Though Trump’s campaign has declined to answer questions about his taxes and tax rates, there are several ways tax law could be helping him, experts said.

Tax write-offs are generous at the start of any business project, because some ventures do not start making money for years. But when it comes to treatment by the tax code, “real-estate developers have it better than anyone else,” said Steven M. Rosenthal, a tax lawyer and senior fellow at the Urban-Brookings Tax Policy Center.

There was a point when even ruinous projects like an unfinished, unleased office tower could end up producing a profit, thanks to ample tax write-offs.

When President Ronald Reagan and Congress agreed to a tax overhaul in 1986, those loopholes were mostly closed for outside investors who put money in such developments for the sole reason of generating losses on paper that would enable them to shelter their other income from taxes. But active real-estate investors and developers were allowed to keep that tax break, Rosenthal said, and the power of the real-estate lobby has muted any thought of revoking it.

Limited liability companies, of which Trump has scores, and partnerships can also deduct the cost of the interest they pay on loans, a benefit for sectors like real estate that depend on debt financing.

Though little is known about Trump’s recent income taxes, limited information about his taxes in some years has surfaced in court and regulatory records.

In a 1981 report assessing Trump’s fitness for a casino license, New Jersey’s casino commission reported that he had paid more than $71,000 in federal income taxes on about $218,000 of taxable income earned from 1975 to 1977.
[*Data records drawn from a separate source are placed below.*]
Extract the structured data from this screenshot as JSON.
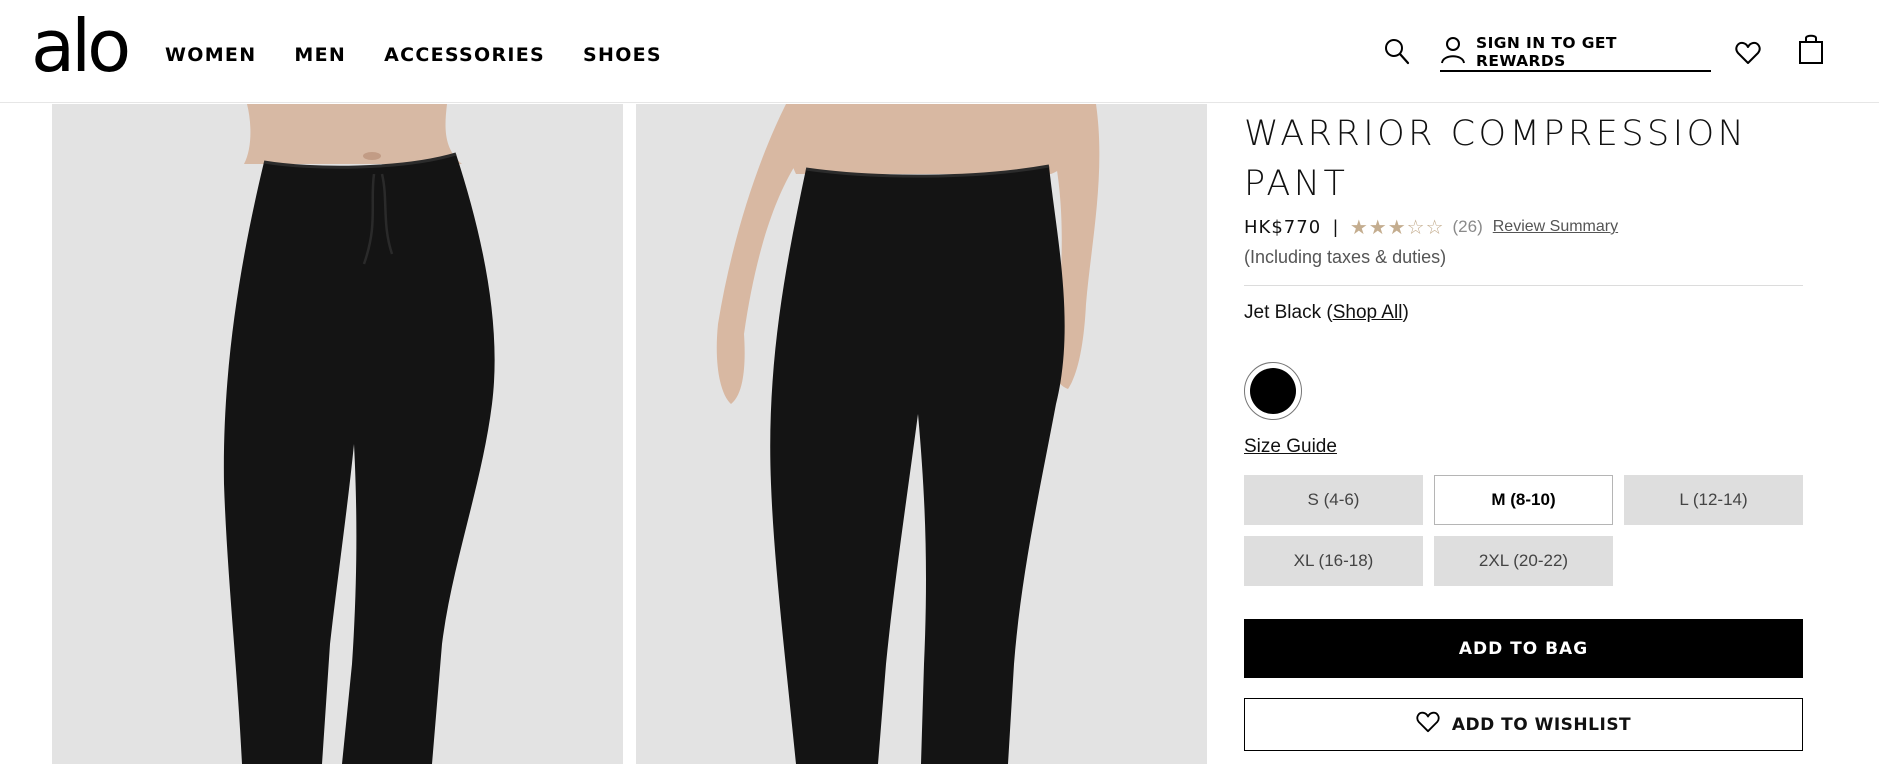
{
  "brand": {
    "logo_text": "alo"
  },
  "nav": {
    "items": [
      {
        "label": "WOMEN"
      },
      {
        "label": "MEN"
      },
      {
        "label": "ACCESSORIES"
      },
      {
        "label": "SHOES"
      }
    ]
  },
  "header": {
    "search_icon": "search-icon",
    "signin_label": "SIGN IN TO GET REWARDS",
    "user_icon": "user-icon",
    "wishlist_icon": "heart-icon",
    "bag_icon": "shopping-bag-icon"
  },
  "product": {
    "title_line1": "WARRIOR COMPRESSION",
    "title_line2": "PANT",
    "price": "HK$770",
    "separator": "|",
    "rating": {
      "stars_text": "★★★☆☆",
      "value": 3,
      "max": 5,
      "count_text": "(26)"
    },
    "review_summary_label": "Review Summary",
    "tax_note": "(Including taxes & duties)",
    "color_name": "Jet Black",
    "shop_all_open": " (",
    "shop_all_label": "Shop All",
    "shop_all_close": ")",
    "swatch_color": "#000000",
    "size_guide_label": "Size Guide",
    "sizes": [
      {
        "label": "S (4-6)"
      },
      {
        "label": "M (8-10)",
        "selected": true
      },
      {
        "label": "L (12-14)"
      },
      {
        "label": "XL (16-18)"
      },
      {
        "label": "2XL (20-22)"
      }
    ],
    "add_to_bag_label": "ADD TO BAG",
    "add_to_wishlist_label": "ADD TO WISHLIST"
  },
  "colors": {
    "accent": "#000000",
    "star": "#c4ad8f",
    "size_bg": "#dedede",
    "image_bg": "#e3e3e3"
  }
}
But in 1978 and 1979, the report said, Trump paid no federal income taxes. By taking advantage of deductions available to real-estate developers and claiming losses from partnerships, Trump reported a “negative income” of $406,379 in 1978 and $3.4 million in 1979 — thus avoiding any tax liability for those two years, a time when he claimed to be worth hundreds of millions.

Tax court records indicate that Trump also avoided paying any federal income taxes in 1984. In 1991 and 1993, when Trump’s Atlantic City casinos were in deep financial trouble, casino commission reports show that he claimed losses that would have allowed him to avoid paying income taxes in those years, too. Trump may have been able to use those losses to reduce or eliminate his federal tax bill for years to come.

With the race in its final phase, there is substantial interest among voters in Trump’s making his taxes public, according to recent polls. A CBS News/New York Times Poll this month showed that 59 percent of respondents said it was necessary for him to release his tax returns. In a survey by Fox News last month, 60 percent said they believed Trump was hiding something in his returns.

Trump says he is not releasing his tax returns because they are under a routine audit by the Internal Revenue Service, but officials from that agency have said he is under no obligation to keep his forms secret.

Clinton and her husband, former President Bill Clinton, have released their 2015 return and have noted, almost proudly, the taxes they paid. They paid $3.6 million in federal taxes on adjusted gross income of $10.6 million, for a 35 percent tax rate.